It’s honestly a non-event. It’s a very rank-based structure, it’s very skill-based. Obviously, we’ve been opening up more and more jobs to women as we go along, but the standards are exactly the same. As long as you can do your job, fly the airplane, know the tactics, you know, perform exactly as well as the men, that’s all anybody cares about. Because they want to take the best people to war. Everybody wants the best wingman beside them. They really don’t care what they look like, what they sound like, where they came from, or you know, what they’ve been through. It really just matters if you can perform at the end of the day.
What did your dad say when you told him you were joining the Air Force?
I think he was probably excited, just to be able to talk to someone about the military and aviation and fighters and all that. That’s something that he enjoys. And it’s a common ground that, obviously, we can talk about now—how things have changed and how things are exactly the same.
What’s the demo team pace like?
In the Air Force, people are mostly familiar with the Thunderbirds and the Blue Angels. Those are multi-ship, they’re flying up to six airplanes at a given time very close together. The Air Force also has four single-ship demo teams, where we fly one airplane at an air show in about a 15-minute routine. We do 15 minutes, all to narration of music. [We] travel around the country, sometimes internationally to air shows, to really show off the airplane.
Our whole mission of demo teams and air shows, in general, is to recruit people to take our place one day. There’s one pilot flying at a time, but there’s also a team of maintainers behind me, making sure the airplane is safe and ready to fly. It can be a quick pace kind of thing as you’re going from airshow to airshow to airshow three weekends in a row. It’s a lot of traveling.
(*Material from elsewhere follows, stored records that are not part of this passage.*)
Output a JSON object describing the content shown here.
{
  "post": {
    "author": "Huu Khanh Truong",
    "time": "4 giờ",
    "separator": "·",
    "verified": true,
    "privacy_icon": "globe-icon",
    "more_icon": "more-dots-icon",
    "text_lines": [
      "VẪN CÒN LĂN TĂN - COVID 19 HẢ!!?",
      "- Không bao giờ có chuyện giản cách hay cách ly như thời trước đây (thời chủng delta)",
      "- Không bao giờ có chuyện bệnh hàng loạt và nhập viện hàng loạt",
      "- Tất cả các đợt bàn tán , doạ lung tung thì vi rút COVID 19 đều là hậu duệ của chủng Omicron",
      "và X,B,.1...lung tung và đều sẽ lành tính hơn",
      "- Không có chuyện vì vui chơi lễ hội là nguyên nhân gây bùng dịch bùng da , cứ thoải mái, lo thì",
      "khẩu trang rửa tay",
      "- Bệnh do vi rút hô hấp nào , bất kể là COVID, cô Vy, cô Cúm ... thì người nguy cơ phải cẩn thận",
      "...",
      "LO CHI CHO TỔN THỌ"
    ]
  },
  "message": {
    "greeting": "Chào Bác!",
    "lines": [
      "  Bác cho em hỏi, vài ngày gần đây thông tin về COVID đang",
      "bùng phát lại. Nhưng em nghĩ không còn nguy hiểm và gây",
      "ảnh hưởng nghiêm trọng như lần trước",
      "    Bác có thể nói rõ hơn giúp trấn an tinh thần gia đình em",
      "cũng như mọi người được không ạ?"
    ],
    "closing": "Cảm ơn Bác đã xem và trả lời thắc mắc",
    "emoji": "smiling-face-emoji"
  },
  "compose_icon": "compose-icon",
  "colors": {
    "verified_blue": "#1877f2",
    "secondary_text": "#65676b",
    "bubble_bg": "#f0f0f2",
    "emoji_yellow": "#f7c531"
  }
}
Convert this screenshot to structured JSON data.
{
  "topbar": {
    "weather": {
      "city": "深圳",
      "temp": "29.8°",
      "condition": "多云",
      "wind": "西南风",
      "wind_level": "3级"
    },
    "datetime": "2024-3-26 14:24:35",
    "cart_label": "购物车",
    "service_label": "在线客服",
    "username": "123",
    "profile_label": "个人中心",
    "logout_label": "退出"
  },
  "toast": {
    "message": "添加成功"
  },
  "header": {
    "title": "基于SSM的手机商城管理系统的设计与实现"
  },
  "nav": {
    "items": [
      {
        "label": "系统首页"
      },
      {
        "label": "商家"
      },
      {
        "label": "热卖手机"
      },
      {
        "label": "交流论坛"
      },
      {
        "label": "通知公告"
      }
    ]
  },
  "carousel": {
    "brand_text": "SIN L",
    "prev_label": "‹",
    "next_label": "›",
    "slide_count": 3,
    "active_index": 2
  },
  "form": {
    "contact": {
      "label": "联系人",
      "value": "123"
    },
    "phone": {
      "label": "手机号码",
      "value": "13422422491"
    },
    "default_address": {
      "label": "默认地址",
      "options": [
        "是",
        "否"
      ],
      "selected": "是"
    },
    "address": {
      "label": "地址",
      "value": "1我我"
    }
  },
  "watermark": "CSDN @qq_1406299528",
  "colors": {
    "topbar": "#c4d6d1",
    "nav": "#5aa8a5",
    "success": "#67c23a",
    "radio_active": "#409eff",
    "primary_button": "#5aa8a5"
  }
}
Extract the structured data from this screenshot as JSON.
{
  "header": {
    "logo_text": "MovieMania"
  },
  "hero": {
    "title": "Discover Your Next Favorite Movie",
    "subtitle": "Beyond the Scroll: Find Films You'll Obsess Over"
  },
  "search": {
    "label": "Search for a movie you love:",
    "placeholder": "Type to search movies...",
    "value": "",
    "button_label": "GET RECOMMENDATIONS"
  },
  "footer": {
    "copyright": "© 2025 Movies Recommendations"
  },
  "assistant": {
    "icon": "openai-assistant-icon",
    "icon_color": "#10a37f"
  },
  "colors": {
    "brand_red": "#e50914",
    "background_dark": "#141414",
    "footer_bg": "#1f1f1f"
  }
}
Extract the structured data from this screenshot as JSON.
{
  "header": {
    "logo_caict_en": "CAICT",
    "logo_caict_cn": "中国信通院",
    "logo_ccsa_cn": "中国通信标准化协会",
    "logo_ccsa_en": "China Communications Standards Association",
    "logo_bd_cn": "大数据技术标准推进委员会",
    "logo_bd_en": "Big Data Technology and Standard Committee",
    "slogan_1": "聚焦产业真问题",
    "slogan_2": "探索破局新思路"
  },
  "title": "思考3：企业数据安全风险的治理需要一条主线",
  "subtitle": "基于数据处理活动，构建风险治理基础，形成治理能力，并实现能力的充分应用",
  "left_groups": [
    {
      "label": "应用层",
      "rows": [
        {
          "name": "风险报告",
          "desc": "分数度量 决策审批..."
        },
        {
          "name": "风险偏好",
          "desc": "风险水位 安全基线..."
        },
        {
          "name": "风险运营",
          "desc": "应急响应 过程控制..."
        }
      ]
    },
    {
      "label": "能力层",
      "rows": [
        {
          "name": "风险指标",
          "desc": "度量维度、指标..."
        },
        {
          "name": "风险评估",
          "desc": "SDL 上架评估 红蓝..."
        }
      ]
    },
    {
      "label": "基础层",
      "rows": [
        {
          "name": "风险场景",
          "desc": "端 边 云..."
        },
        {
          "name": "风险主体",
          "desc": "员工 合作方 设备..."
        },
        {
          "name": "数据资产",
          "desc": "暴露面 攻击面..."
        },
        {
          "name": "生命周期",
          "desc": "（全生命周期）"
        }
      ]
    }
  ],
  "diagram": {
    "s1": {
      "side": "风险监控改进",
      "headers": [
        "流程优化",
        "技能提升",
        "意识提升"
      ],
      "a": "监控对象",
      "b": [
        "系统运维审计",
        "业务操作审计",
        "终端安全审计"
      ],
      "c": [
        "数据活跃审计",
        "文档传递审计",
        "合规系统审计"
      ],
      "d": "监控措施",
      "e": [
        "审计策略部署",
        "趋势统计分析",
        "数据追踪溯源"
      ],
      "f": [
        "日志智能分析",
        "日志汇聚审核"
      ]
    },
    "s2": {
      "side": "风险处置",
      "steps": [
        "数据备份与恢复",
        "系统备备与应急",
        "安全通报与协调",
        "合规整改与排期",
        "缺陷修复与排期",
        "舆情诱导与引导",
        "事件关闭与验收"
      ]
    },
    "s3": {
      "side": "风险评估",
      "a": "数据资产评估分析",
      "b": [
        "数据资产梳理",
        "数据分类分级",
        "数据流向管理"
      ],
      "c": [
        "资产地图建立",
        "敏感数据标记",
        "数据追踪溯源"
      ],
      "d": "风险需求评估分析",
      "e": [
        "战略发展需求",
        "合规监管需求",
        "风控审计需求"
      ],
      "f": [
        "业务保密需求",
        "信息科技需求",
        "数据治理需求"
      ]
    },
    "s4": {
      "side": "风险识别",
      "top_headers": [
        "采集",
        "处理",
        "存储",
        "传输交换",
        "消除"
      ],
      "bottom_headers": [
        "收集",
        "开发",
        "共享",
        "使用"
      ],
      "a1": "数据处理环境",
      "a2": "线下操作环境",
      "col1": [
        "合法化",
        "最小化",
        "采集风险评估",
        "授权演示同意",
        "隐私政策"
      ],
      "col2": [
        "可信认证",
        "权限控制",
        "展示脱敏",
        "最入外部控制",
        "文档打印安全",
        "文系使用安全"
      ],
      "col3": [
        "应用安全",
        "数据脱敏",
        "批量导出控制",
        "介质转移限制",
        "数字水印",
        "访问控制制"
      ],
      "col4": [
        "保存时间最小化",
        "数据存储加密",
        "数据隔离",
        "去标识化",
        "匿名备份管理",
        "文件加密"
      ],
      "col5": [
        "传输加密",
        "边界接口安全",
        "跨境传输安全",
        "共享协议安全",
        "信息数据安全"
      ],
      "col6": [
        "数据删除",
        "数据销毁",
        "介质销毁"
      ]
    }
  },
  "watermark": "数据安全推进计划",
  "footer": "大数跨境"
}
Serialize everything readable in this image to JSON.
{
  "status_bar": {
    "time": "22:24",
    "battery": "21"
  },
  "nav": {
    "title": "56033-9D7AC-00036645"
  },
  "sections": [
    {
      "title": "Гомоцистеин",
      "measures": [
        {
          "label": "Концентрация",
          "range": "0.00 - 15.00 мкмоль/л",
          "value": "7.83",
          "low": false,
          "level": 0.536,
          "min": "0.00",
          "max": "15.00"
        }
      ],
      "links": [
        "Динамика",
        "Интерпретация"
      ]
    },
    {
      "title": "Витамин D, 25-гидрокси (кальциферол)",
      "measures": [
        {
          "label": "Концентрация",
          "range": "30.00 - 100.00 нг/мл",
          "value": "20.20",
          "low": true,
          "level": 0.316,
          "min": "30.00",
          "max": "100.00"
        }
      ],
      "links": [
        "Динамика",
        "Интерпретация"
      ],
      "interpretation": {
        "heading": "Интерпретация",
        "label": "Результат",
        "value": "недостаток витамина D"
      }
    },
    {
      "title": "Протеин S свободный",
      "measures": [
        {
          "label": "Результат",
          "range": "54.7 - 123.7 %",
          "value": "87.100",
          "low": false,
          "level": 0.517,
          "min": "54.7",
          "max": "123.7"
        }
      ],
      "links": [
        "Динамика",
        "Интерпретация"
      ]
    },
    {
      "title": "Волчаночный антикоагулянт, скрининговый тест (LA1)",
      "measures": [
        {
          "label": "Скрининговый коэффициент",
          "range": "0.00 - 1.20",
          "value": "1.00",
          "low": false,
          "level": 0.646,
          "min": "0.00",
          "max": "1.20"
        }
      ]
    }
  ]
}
But it’s also a lot of fun to get to see different places of the country.
We don’t listen to any music while we’re actually flying because I’ve got earplugs in and because the airplane’s pretty loud in there. We’re listening to about three radios up at any given time. I’m either talking to who we call the air boss who’s running the air show. I talk to my pilot on the ground, who’s called my safety officer. And then I can talk to a warbird, a World War II or similar airplane that we fly with, as well. So, I’ve got those frequencies up. My maintainers on the ground do run a soundtrack to the airshow, and each maneuver gets its own given song to a variety of different types of music, depending on what fits with the maneuver or fits into the local airshow vibe of what people want to hear.
What you see at airshows is very different from what the rest of the combat Air Force is doing every day when they start training for threats. My squadron just got back from Germany, [after being deployed] for three months doing the whole Russia-Ukraine sort of thing. So what they’re doing every day is extremely different from what I’m doing in front of an airshow doing aerobatics very close to the ground. They’re doing very serious things.